TASK STATEMENT:
Some lines below hold "available". Pick them out and copy them.

[Data records for software interfaces]

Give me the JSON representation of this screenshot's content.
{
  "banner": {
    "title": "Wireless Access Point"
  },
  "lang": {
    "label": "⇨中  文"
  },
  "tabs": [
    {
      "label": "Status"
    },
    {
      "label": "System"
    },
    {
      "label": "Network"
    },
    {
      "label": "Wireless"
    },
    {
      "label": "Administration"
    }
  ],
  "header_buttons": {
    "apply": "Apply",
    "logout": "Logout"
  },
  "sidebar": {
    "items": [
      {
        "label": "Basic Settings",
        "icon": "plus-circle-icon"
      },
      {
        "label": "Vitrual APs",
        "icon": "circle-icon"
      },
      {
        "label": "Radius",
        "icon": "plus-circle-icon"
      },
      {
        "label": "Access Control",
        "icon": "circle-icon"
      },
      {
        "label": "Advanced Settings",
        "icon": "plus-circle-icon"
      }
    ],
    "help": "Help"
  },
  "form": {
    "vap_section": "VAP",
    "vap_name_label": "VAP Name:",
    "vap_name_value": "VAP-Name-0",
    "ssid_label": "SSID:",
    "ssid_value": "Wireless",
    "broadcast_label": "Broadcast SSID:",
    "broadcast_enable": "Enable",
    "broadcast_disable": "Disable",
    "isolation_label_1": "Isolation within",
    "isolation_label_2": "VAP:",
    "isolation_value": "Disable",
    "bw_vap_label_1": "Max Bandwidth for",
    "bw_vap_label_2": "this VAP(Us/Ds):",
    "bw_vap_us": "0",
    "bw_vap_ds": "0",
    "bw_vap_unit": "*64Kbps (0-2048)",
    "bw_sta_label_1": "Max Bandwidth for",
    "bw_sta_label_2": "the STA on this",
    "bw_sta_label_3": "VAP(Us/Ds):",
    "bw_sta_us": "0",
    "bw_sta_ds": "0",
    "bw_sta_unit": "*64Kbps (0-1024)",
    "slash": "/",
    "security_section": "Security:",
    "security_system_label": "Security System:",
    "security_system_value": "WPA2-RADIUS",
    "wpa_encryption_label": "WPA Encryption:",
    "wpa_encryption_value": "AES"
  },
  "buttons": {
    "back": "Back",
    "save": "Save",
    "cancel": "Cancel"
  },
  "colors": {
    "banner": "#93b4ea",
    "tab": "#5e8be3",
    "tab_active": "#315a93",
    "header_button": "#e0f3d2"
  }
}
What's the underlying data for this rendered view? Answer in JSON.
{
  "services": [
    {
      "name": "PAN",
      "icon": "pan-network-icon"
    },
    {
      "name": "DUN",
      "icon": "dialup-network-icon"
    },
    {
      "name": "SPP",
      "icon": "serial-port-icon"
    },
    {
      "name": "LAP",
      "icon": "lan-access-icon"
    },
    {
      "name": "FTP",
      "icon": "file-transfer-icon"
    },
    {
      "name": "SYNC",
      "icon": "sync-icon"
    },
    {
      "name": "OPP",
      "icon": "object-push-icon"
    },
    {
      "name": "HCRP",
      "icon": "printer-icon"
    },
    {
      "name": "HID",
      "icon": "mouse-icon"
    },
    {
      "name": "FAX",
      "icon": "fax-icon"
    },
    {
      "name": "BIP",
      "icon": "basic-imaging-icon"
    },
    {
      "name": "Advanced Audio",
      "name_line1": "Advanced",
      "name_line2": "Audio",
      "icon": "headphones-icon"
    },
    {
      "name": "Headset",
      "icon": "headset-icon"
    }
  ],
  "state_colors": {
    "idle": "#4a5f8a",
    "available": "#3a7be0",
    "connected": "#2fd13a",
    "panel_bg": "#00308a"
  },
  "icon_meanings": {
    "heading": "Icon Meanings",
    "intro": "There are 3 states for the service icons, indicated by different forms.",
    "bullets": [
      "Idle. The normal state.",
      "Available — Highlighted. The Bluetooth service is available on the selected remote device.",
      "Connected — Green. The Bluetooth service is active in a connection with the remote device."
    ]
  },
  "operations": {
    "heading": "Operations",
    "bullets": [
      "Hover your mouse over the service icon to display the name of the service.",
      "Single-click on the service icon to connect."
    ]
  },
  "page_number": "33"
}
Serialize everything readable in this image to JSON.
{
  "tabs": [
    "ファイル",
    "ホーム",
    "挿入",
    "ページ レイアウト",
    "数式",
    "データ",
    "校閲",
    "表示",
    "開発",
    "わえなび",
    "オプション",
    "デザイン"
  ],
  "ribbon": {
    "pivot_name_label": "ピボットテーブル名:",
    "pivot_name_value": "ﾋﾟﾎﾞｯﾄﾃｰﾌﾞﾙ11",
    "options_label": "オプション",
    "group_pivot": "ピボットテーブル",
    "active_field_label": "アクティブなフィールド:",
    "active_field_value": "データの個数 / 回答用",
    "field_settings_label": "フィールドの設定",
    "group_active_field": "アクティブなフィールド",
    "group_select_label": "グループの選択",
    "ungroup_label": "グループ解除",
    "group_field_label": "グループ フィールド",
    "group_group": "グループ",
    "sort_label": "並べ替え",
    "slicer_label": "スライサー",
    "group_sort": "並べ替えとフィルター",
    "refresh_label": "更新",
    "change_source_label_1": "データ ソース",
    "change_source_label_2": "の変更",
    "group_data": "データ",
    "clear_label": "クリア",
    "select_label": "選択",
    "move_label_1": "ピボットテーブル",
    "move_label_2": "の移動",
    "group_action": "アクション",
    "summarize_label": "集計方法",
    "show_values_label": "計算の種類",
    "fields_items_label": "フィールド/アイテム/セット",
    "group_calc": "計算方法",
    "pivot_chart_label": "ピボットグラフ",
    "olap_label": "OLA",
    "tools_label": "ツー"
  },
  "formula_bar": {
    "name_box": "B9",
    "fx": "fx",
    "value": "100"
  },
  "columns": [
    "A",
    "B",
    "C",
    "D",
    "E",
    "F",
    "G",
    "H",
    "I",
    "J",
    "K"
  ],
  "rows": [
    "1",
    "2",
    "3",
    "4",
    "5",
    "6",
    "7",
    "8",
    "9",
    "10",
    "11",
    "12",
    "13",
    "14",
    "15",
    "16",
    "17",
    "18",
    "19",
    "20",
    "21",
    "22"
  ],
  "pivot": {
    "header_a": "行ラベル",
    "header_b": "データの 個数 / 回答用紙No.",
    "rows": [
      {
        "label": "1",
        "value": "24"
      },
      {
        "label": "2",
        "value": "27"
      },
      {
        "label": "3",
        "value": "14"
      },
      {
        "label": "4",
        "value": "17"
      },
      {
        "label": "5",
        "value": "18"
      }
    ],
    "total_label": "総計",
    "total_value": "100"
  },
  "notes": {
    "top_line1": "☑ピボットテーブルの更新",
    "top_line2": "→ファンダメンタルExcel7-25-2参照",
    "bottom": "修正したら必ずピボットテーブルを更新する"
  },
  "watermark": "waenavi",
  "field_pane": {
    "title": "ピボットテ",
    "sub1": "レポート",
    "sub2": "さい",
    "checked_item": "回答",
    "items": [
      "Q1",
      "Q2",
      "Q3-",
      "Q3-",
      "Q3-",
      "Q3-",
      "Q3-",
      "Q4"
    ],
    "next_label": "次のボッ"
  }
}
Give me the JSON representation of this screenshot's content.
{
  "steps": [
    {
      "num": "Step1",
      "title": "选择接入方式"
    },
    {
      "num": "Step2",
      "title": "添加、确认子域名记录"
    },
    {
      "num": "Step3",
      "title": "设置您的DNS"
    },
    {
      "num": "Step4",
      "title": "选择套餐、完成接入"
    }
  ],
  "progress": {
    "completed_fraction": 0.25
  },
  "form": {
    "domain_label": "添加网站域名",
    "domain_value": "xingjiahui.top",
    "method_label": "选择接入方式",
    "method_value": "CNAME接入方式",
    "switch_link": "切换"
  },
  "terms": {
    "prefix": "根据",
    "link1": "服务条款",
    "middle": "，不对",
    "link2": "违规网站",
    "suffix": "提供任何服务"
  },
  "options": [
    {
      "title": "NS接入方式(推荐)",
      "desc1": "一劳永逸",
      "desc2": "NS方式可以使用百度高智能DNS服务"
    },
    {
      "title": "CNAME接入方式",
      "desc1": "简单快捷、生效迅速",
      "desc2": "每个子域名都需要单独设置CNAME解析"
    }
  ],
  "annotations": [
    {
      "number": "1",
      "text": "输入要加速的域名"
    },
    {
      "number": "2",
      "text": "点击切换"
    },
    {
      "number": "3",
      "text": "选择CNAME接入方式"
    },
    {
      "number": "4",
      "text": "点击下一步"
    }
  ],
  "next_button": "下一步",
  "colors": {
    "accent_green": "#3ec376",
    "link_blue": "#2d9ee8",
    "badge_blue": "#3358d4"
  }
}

TASK RESULT:
    "available": "#3a7be0",
      "Available — Highlighted. The Bluetooth service is available on the selected remote device.",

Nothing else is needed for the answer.